Change is scary, but so is staying in a job that makes you miserable. Here’s how to know when quitting is the right decision for you
Do you wake up every day dreading going to work? Do you spend the weekend anxiously awaiting Monday morning, and your evenings moaning about your boss? If your answers are yes, yes and yes, then it might be time to start updating that LinkedIn profile.
You certainly aren’t alone: it’s estimated that one in five people look for a new job in the new year, with the main reason being poor management. So, what better month to start afresh and wave goodbye to your boss than January?
Last year, a friend of mine (who wishes to remain anonymous) quit her job after months of toiling with the idea. She had been feeling miserable at work for a while, telling me: “I just didn’t want to be there and felt very negative towards the company. I felt so anxious every time my boss called me and generally felt like I was walking on eggshells.”
Transformational life coach, Tereza Smolikova, says there is one main indicator which should give you a clear answer on knowing when to quit. “If you’re continuously struggling to get out of bed in the morning because the thought of going to work gives you anxiety, then it’s time to move on. Simple as that.” She says there’s a difference between the short-term stress caused by a meeting or a demanding project, and long-term stress caused by deeper issues.
In my friend’s case, although she was stressed at work, she was extremely bored mentally and admits: “I really needed a change to engage my brain again!” Nonetheless, she wondered whether quitting was the right decision, especially as she really liked her colleagues. Tereza says, “We spend the majority of our time at work so it is really important to be in a workplace that is actually right for you.”

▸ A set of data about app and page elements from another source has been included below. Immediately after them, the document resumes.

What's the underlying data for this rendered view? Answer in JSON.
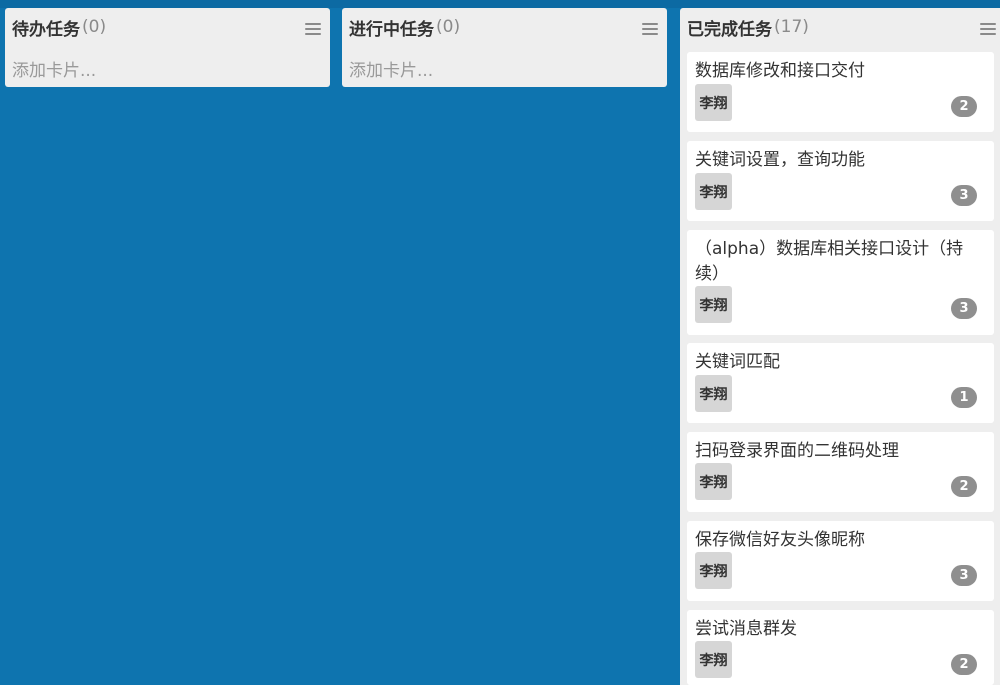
{
  "lists": [
    {
      "title": "待办任务",
      "count": "(0)",
      "add_label": "添加卡片..."
    },
    {
      "title": "进行中任务",
      "count": "(0)",
      "add_label": "添加卡片..."
    },
    {
      "title": "已完成任务",
      "count": "(17)",
      "cards": [
        {
          "title": "数据库修改和接口交付",
          "member": "李翔",
          "badge": "2"
        },
        {
          "title": "关键词设置，查询功能",
          "member": "李翔",
          "badge": "3"
        },
        {
          "title": "（alpha）数据库相关接口设计（持续）",
          "member": "李翔",
          "badge": "3"
        },
        {
          "title": "关键词匹配",
          "member": "李翔",
          "badge": "1"
        },
        {
          "title": "扫码登录界面的二维码处理",
          "member": "李翔",
          "badge": "2"
        },
        {
          "title": "保存微信好友头像昵称",
          "member": "李翔",
          "badge": "3"
        },
        {
          "title": "尝试消息群发",
          "member": "李翔",
          "badge": "2"
        }
      ]
    }
  ],
  "colors": {
    "board_background": "#0e74af",
    "list_background": "#eeeeee",
    "badge": "#8f8f8f"
  }
}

Having finally handed in her notice, my friend says: “The relief I felt the moment I had done it told me that it was the best decision I could have made.” She says it’s not wise to make a rash decision, but she’d been looking at job sites and talking to friends and family about it for a while. Her leap of faith paid off, and she soon found a new job, which she loves. But how will you know if that leap is the right one for you?

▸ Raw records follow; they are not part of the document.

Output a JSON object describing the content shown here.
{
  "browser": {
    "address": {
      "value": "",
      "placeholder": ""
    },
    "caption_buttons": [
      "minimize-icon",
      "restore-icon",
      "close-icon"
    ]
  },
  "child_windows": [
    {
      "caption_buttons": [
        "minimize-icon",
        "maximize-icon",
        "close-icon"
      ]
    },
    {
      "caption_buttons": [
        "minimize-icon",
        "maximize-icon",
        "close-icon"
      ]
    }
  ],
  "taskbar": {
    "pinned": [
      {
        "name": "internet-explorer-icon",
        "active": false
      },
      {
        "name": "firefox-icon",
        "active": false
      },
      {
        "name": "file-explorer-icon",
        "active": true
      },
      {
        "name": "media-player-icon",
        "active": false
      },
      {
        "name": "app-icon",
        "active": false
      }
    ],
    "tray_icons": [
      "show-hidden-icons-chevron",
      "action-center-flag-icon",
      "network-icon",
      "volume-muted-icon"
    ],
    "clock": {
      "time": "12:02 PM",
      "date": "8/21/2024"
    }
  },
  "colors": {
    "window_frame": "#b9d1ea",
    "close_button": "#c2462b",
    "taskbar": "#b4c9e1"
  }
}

There are many different reasons for wanting to leave your job, Tereza explains, and understanding your motivations can go a long way to helping you make the decision that is right for you. Here, she outlines them and gives advice on navigating the situation.
You like what you do but your boss is a monster, you can’t stand your colleagues, or you disagree with company values.
In this case, it’s most likely you just need to find another employer that would be a better fit for you. But do your research on the companies you interview for and really try to discover the company culture and how they treat their employees.
You like the company, but the work you do is mundane, boring, uninspiring and you’re asking yourself “there’s got to be more to life than this, right?”
Here, it gets a bit more complicated. Maybe you do have an idea of what you’d actually like to do, but most likely you don’t have the right qualifications or experience to get a job at the same pay level. That’s where further education and some lifestyle changes are needed to be able to accommodate the transition, such as retraining as a teacher, or going freelance to gain flexibility and freedom.
Or perhaps you know you need a change, but you’re not quite sure what it should be – in which case, you’ve got a lot of soul searching to do. My advice? There are many different resources you can use, such as personal development books, podcasts, Ted Talks and YouTube videos. Here are some of my favourites:
Everything is Figureoutable by Marie Forleo
Find Your Why by Simon Sinek
Ikigai: The Japanese Secret to a Long Happy Life by Hector Garcia
The Four Tendencies by Gretchen Rubin
The Big Stretch by Teneshia Jackson Warner
The Marie Forleo Podcast
Your Dream Life with Kristina Karlsson
Game Changers with Molly Fletcher
Oprah’s SuperSoul Conversations
Put Yourself First with Kat Horrocks
The Financial Diet
Erin May Henry
Alternatively, if you are in the position financially where you can afford to work with a life coach or a career coach, do – they will help you navigate through this new territory and achieve the result you seek more quickly.
You’ve realised you just don’t want other people to tell you what to do, and you want to be able to make your own decisions.
In this case, coming up with an idea for your business is crucial, and so is creating a good business plan. There will be a lot of things you will need to learn, especially if you’ve been traditionally employed until now. Here, you have two main options based on whether you have a financial cushion you can lean on while you’re building your business, or you don’t. In the latter case, I highly recommend starting your business on the side, while you’re still in your 9-to-5, and make the transition fully only when you know you can generate enough profit to substitute your monthly income. You might have to make some compromises at the beginning, but the end goal is well worth it.
Read this if you want to find out how to work on your side hustle without burning out.